annotations automatically annotated at scale that have used the manual annotations as training data; the fourth and fifth levels interact, with training data leading to automatic first drafts, that human editors correct and that automated systems in turn use as new training data (the Pedalion Greek Treebank provides an example of this);
systems (such as Perseus 6) that integrate different classes of annotation (named entities, translation alignments, linguistic, metrical, etc.) to support new forms of human reading and automated analysis.
At the same time, from a more pragmatic perspective, Beyond Translation represents the sixth major version of the Perseus Digital Library.
1992: Perseus 1 appeared on CD ROM and Videodisc as a publication that could be ordered from Yale University Press in 1992
1996: a much expanded Perseus 2.0, now without the analogue videodisc and spread over 4 CD Roms followed in 1996 (with a version available for Windows as well as Macs in 2000).
1995: Even as Perseus 2.0 was being prepared for publication, Perseus began to move to the then new world wide web in 1995, appearing publicly before the earlier, CD ROM-based Perseus 2 could appear from the publisher. Perseus 3.0 describes the online digital library which David A. Smith developed in Perl.

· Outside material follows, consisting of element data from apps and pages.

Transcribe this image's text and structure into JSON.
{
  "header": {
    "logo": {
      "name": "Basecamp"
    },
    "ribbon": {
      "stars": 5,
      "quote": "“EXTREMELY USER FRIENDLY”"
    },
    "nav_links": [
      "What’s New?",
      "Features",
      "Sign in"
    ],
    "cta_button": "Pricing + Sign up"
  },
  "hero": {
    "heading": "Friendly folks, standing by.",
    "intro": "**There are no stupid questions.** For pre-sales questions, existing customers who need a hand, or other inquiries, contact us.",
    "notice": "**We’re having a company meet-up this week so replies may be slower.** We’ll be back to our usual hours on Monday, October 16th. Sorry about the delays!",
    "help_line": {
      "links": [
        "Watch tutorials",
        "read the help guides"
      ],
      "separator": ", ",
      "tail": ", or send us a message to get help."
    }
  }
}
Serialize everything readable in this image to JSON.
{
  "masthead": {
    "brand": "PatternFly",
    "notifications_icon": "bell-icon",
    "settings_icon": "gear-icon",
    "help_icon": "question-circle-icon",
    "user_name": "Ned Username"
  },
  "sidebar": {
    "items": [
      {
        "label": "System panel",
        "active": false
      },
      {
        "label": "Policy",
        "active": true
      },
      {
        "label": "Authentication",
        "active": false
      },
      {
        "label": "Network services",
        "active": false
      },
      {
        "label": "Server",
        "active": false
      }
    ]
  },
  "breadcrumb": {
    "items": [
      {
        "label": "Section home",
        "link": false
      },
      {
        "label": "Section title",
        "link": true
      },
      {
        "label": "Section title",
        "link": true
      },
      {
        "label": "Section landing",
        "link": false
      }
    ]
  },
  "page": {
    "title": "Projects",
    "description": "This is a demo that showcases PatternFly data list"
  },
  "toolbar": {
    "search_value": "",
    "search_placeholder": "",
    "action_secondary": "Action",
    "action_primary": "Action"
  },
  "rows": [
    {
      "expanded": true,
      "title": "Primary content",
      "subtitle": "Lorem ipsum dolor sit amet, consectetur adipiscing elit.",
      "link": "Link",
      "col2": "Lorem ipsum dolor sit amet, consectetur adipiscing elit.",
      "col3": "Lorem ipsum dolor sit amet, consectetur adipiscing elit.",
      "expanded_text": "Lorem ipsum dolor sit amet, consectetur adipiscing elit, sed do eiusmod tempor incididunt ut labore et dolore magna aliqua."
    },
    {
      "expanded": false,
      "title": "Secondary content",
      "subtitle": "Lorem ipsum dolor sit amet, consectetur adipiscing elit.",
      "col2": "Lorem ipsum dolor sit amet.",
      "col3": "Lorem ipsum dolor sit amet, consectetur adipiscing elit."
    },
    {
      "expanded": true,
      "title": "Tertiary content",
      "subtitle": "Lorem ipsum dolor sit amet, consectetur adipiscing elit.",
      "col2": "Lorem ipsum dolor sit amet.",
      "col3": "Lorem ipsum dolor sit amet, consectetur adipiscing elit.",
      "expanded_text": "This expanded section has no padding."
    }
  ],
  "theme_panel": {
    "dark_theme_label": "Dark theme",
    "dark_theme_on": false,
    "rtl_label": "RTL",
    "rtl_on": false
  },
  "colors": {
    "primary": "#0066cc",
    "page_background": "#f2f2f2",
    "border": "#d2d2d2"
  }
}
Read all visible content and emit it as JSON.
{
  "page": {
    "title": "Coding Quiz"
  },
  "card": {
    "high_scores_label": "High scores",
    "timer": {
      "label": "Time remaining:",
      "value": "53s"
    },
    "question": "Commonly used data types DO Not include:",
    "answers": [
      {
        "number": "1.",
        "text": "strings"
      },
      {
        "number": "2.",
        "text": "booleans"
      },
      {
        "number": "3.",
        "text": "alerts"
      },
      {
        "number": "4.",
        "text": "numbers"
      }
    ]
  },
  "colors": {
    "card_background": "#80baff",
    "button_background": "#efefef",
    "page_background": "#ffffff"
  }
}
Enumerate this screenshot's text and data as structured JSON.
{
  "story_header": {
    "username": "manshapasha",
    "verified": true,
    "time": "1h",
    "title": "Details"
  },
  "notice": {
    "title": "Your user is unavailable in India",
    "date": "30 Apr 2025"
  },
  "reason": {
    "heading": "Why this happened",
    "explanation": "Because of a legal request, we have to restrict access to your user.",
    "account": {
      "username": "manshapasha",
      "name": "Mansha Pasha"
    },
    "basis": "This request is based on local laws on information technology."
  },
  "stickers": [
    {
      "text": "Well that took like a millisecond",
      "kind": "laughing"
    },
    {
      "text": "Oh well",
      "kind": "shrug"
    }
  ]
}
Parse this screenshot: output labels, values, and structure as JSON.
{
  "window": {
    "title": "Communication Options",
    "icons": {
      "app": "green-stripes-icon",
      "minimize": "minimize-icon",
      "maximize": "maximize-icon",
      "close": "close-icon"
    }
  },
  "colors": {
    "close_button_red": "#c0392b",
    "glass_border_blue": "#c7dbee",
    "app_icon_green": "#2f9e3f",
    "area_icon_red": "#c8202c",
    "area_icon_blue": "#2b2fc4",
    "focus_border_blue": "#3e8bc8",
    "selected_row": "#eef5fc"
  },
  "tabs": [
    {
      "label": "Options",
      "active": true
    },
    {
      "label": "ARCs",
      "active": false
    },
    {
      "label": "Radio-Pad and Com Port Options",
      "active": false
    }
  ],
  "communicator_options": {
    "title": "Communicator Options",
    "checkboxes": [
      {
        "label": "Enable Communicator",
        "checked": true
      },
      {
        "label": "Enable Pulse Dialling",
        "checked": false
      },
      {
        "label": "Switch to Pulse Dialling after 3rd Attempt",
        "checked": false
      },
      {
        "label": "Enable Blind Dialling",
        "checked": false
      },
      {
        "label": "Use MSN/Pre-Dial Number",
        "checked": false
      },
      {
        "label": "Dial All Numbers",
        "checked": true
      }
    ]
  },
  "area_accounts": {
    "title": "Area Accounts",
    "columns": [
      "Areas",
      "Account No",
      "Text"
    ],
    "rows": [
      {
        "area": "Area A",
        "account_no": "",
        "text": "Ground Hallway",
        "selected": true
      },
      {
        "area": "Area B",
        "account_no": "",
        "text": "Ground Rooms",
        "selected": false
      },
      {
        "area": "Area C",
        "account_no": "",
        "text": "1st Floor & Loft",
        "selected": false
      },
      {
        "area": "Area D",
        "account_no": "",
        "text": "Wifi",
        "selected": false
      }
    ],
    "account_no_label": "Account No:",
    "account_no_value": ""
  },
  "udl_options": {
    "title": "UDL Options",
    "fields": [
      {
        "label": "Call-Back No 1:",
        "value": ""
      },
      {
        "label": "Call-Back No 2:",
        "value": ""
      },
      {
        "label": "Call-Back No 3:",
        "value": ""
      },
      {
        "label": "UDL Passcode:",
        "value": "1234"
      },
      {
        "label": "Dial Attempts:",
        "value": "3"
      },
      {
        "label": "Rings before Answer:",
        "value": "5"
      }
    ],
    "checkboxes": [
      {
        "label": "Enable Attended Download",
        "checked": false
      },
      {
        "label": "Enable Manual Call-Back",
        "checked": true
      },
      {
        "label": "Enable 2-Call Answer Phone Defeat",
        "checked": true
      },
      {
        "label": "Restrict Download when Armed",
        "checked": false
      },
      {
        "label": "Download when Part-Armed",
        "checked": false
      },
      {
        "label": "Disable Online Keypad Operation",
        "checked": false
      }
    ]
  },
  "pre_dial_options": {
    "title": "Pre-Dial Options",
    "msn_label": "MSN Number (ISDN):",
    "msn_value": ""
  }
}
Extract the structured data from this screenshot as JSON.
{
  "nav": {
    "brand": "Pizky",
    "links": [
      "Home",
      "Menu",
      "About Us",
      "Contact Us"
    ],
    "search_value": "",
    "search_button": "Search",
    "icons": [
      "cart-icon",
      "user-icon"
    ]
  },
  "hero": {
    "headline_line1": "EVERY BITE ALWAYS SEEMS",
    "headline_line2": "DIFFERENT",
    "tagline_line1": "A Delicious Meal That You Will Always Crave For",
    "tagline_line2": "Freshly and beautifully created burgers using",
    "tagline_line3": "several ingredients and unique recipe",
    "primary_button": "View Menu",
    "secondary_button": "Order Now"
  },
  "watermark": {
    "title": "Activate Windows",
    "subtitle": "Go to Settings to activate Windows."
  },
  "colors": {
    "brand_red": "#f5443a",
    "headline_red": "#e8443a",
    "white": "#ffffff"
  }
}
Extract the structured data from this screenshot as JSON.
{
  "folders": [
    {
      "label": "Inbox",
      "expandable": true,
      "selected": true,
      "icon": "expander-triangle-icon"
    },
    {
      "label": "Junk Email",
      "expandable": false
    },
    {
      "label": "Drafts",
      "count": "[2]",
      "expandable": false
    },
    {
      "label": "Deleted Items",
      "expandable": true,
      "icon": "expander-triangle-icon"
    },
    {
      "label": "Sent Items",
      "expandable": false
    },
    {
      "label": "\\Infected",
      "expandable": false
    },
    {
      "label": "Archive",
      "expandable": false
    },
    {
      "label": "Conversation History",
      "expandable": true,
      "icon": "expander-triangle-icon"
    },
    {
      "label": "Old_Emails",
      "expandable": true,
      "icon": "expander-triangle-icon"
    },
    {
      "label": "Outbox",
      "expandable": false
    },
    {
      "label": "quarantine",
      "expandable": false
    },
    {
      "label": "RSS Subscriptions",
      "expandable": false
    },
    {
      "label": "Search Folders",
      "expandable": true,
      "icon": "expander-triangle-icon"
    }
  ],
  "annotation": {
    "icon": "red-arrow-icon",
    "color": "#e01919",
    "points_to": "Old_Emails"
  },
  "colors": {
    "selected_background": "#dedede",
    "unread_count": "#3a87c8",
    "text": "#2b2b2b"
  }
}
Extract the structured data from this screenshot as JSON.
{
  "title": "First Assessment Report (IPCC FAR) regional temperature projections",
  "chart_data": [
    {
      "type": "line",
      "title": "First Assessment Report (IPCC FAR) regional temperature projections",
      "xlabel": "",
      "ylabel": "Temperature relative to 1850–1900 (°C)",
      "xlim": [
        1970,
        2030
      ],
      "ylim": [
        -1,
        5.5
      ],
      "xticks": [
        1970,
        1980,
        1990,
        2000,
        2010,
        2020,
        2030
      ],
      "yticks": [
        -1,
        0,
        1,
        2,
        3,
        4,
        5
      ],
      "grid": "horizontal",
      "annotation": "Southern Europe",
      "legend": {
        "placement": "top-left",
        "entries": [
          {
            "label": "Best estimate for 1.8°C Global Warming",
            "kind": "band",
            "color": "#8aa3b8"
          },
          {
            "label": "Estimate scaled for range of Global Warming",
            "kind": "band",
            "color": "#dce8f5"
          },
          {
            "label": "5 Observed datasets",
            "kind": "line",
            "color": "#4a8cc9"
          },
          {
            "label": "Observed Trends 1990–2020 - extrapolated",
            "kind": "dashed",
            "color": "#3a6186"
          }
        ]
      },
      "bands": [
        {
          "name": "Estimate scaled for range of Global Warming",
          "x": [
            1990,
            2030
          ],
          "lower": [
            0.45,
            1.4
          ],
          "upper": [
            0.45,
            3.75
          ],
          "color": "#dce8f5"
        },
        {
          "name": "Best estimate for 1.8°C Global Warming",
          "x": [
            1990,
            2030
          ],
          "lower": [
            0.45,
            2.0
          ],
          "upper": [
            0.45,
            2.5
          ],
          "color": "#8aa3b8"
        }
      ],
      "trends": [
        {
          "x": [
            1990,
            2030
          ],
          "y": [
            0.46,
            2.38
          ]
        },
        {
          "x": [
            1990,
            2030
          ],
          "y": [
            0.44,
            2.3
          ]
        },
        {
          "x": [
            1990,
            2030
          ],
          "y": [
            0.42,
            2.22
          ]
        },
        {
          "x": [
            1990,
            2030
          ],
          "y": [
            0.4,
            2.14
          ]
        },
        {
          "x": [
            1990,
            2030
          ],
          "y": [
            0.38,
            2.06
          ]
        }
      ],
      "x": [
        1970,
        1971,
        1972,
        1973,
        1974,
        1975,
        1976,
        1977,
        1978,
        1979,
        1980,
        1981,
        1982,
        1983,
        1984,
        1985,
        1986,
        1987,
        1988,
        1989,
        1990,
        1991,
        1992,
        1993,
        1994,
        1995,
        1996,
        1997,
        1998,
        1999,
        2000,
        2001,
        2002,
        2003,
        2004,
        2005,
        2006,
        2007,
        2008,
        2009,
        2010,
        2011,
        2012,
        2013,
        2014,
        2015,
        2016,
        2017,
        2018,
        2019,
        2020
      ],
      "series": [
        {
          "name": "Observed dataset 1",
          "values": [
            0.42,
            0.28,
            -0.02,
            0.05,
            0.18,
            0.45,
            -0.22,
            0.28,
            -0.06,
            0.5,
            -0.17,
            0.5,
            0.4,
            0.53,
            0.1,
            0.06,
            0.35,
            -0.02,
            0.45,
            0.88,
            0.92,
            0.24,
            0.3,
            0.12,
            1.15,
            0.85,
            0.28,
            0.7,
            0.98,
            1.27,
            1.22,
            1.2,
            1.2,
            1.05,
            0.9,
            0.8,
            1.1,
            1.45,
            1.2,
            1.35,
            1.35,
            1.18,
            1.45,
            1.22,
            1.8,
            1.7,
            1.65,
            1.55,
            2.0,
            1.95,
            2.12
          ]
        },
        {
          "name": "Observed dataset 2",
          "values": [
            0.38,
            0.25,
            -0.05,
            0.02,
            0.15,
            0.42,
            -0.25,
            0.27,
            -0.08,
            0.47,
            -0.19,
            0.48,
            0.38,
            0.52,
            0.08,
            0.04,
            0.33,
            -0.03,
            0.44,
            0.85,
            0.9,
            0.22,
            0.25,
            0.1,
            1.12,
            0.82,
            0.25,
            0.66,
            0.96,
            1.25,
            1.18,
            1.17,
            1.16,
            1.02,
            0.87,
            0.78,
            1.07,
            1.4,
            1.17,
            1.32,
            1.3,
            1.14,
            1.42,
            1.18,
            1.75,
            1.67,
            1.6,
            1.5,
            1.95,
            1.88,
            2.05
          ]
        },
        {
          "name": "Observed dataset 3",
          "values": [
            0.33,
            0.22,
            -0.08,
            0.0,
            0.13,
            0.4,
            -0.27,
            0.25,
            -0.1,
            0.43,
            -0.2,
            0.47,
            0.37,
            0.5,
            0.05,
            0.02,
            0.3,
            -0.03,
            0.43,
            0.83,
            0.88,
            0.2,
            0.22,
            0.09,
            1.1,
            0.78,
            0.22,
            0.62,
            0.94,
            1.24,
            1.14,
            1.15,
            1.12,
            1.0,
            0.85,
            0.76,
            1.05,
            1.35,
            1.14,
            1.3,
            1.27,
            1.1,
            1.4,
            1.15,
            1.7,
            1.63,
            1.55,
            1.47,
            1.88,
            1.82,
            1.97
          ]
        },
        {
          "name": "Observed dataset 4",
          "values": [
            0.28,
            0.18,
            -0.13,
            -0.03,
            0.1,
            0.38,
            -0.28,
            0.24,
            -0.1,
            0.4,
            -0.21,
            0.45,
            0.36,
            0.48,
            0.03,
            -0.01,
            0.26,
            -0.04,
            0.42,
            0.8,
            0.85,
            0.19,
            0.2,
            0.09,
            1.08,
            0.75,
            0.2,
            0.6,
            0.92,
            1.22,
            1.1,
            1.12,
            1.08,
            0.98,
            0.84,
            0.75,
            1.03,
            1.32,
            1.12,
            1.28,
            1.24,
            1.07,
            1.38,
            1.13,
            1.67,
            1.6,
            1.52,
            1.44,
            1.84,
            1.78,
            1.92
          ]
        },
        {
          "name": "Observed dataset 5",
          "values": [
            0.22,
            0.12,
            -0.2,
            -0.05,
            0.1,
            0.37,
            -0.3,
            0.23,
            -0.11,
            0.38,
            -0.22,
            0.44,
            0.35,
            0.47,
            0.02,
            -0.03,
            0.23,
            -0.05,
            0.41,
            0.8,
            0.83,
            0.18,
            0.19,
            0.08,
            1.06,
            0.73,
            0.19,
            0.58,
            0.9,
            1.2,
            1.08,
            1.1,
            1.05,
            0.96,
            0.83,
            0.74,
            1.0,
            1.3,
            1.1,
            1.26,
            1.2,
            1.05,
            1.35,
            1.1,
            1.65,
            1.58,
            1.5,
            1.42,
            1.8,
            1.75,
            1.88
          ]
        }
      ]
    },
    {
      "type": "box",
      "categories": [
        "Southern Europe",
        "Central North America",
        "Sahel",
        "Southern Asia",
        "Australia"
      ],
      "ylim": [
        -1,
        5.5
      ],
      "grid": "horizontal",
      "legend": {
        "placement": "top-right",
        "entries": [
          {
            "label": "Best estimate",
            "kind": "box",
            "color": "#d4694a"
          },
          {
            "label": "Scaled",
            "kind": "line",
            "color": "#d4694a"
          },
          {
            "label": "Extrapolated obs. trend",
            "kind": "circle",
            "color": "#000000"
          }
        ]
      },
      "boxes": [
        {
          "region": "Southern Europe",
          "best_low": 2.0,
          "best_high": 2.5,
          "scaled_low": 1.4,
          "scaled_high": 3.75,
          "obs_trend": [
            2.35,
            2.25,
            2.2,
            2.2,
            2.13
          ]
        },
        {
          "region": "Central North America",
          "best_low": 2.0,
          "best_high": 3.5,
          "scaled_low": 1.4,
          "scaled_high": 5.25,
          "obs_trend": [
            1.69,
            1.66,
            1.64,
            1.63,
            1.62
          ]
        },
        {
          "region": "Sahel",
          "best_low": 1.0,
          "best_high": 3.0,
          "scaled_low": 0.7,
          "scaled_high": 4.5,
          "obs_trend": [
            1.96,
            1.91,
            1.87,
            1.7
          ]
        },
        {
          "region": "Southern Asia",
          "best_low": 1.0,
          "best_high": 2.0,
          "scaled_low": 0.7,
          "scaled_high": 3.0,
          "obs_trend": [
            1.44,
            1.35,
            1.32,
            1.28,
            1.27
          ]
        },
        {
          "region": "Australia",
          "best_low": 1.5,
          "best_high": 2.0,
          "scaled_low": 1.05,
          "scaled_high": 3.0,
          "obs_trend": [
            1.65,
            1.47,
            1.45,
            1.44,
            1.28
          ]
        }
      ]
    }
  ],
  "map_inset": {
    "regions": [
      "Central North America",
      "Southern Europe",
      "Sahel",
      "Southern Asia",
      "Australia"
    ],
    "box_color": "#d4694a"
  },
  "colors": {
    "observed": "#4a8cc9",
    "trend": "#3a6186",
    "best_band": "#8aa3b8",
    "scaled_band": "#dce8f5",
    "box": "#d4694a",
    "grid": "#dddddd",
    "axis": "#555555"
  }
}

2003: (the Perseus Hopper) Eight years later in 2003 David Mimno, shifting to Java, created the initial version of Perseus 4. Perseus 4 evolved for ten years and remains the most widely used version, with more than 300,000 unique users a month during the 2022/2023 academic year.
2023: (Beyond Translation) Perseus 6.0 is announced on March 15, 2023, exactly 5 years after the release of the Scaife Viewer and 15 years after the passing of Ross Scaife.
Crane, Gregory. “Don’t Miss the Lexicographers for the Treebanks Philology in an Electronic Age.” Conference on the Cambridge Greek Lexicon, July 2002, https://www.academia.edu/82054421/Dont_miss_the_lexicographers_for_the_treebanks_Philology_in_an_electronic_age.
Looney, Dennis, and Natalia Lusin. Enrollments in Languages Other Than English in United State Institutions of Higher Learning, Summer 2016 and Fall 2016, June 2019, https://www.mla.org/Resources/Research/Surveys-Reports-and-Other-Documents/Teaching-Enrollments-and-Programs/Enrollments-in-Languages-Other-Than-English-in-United-States-Institutions-of-Higher-Education.
Shamsian, Farnoosh, and Gregory Crane. “Open Resources for Corpus-Based Learning of Ancient Greek in Persian.” Journal of Interactive Technology and Pedagogy, vol. 21, 2022, https://cuny.manifoldapp.org/read/open-resources-for-corpus-based-learning-of-ancient-greek-in-persian/section/.
Wood, Graeme. “Princeton Dumbs Down Classics.” The Atlantic, 9 June 2021, https://www.theatlantic.com/ideas/archive/2021/06/princeton-greek-latin-requirement/619136/.